Lines below containing the word "name" should be copied out.

App and web page records:
######

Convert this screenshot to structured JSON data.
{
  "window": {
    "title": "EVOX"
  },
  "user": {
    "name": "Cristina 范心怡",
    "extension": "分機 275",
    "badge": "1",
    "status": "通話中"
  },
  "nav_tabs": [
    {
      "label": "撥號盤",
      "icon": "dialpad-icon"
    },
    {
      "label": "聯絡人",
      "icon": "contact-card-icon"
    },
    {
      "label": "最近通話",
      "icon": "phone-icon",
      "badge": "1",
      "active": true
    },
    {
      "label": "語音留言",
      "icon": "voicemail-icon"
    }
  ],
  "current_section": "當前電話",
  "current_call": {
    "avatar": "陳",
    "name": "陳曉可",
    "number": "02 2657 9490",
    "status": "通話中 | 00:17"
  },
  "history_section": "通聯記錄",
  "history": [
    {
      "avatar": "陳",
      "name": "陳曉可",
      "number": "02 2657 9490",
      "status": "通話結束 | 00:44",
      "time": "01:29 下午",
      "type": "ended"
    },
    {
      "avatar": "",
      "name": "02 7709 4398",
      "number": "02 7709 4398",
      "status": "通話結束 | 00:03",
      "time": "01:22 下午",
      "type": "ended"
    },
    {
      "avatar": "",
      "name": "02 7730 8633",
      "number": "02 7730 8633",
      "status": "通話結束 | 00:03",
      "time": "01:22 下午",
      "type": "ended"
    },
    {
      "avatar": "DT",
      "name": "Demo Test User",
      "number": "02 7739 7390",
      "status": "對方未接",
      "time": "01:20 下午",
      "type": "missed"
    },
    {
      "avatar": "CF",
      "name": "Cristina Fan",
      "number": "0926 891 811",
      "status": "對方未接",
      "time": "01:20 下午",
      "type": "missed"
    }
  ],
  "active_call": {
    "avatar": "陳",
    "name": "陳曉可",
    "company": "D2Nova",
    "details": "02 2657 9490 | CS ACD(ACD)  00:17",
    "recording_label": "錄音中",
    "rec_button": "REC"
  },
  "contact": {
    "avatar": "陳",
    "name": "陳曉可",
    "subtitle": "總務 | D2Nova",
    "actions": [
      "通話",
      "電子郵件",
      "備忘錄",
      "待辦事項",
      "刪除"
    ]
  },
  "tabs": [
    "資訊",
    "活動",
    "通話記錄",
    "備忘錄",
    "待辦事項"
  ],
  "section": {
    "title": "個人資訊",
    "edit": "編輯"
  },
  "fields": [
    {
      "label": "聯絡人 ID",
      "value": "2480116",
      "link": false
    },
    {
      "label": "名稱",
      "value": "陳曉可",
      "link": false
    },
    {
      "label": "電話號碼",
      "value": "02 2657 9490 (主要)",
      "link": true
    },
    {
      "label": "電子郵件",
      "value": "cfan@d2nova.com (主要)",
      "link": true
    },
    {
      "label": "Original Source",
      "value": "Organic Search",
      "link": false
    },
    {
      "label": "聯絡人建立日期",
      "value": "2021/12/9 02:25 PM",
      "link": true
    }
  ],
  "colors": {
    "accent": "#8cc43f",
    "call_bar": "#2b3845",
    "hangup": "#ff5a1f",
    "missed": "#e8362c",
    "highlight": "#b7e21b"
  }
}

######

* Reply to the exercise
    "name": "Cristina 范心怡",
    "name": "陳曉可",
      "name": "陳曉可",
      "name": "02 7709 4398",
      "name": "02 7730 8633",
      "name": "Demo Test User",
      "name": "Cristina Fan",
    "name": "陳曉可",
    "name": "陳曉可",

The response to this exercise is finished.